The Undergraduate Research Project Competition (USRESP) is a competition for research projects conducted by undergraduate students.
Next submission deadline:
Friday, June 28, 2019.
The USRESP Submission Form can be found HERE.
Project Scope for USRESP Competition:
The research project competition is for undergraduate students who conduct research projects coming from activities like summer research projects, senior capstone course research projects, independent research projects (e.g., independent studies), Honor's college research projects, or extensions of class research projects. Some submissions to USRESP are applied research projects using existing statistical/analytical techniques to solve real world problems, while others are methodological research involving statistical applications or simulation studies evaluating different techniques.
Who may participate?
- The competition is open to any undergraduate student globally.
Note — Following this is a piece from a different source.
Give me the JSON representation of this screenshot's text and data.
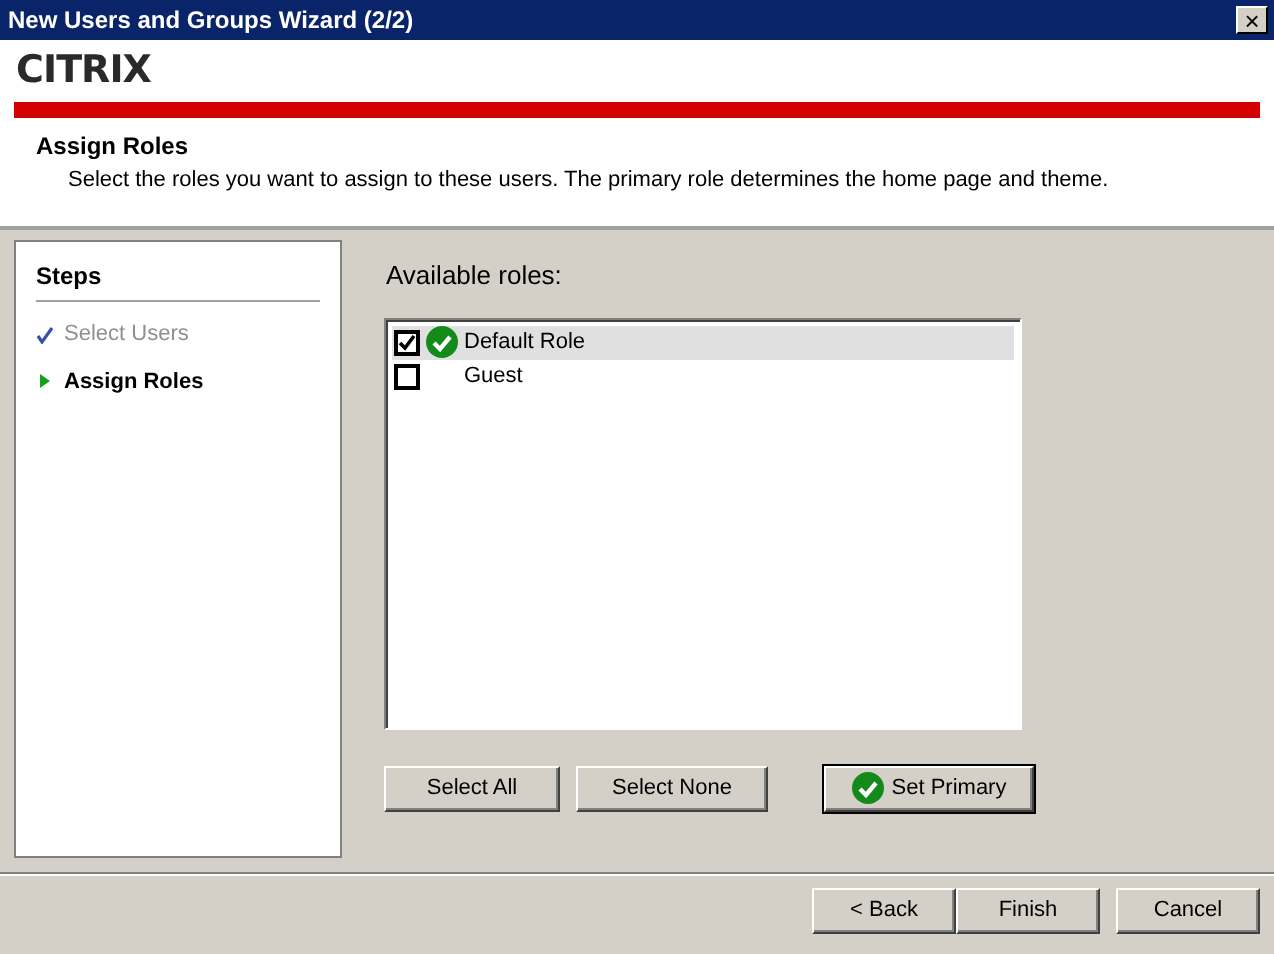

- Students may work individually or in groups (max. 4). All participants must be undergraduate students at the time they conducted the research, but may have recently graduated.
- Research must have been completed between July 1, 2018 and June 30, 2019.
- Each student can be the author or a co-author of only one USRESP project submitted.
- Datafest projects should be submitted to the USCLAP competition (choose "DataFest" as the course).
- If your project is a class project that is required or optional for statistics course(s) that you are taking, and your project involves analyzing real data using the techniques learned from the current or earlier courses, you may want to consider submitting your project to the USCLAP competition instead.
The winning projects will be featured on the CAUSE web site and announced in the Amstat News journal published by the American Statistical Association. The authors of the winning projects may also be invited to present their work at the Electronic Undergraduate Statistics Conference. Cash prizes will be awarded to winning projects!
Guidelines for submission:
On the submission page you will be asked to provide the following:
- Author and sponsor details such as:
- Contact information and the names of project co-authors.
- The name and email address of the instructor who sponsored your project. This individual may be contacted to provide additional details about the nature of the project.
- Important: Submissions will be blind-reviewed. Names of authors, university information, or any information linked to authors should NOT be placed in the report - author information belongs on the submission form only.
- A paper of no more than 20 pages reporting the results of your project that includes the following:
- The research question(s)
- Background/significance of the research
- The methods used to obtain and analyze the data
- The results of the analysis (tables, charts, graphs, significance, confidence intervals, descriptive text)
- A discussion of the research, the limitations of the current research, reasonableness of any assumptions made, possibilities of future work/studies that should be conducted, etc.
- References should be listed at the end of the report and do not count against the 20 page limit.
- In addition to the 20 pages with the main content you should have a separate title page which includes: The title of the project and a one-paragraph abstract of the entire project with recommended length of no more than 150 words.
The entire written report (excluding references and the title page) must be no more than 20 pages (single spaced, 11pt or 12pt font with standard 1 inch margins).
Submissions that fail to adhere to the guidelines described above may be returned without review and consideration for awards.
CAUSE reserves the right to use the projects and abstracts for promoting undergraduate statistics education. No material will be used for commercial purposes.
- If data are collected on human subjects, it is the responsibility of author(s) or their sponsor instructor(s) to ensure that IRB approval was secured from their institution.
Assessment of the USRESP projects:
Each project will be judged by multiple judges. The judges have expertise in statistics but do not necessarily have expertise in the applied domain of your paper. Therefore, you should construct a paper that is understandable to a reader with little knowledge of any applied domains that relate to your paper.
Some general criteria that the judges may use include:
- Overall clarity and presentation
- Originality, creativity and significance of the study
- Accuracy of data analysis, conclusions and discussion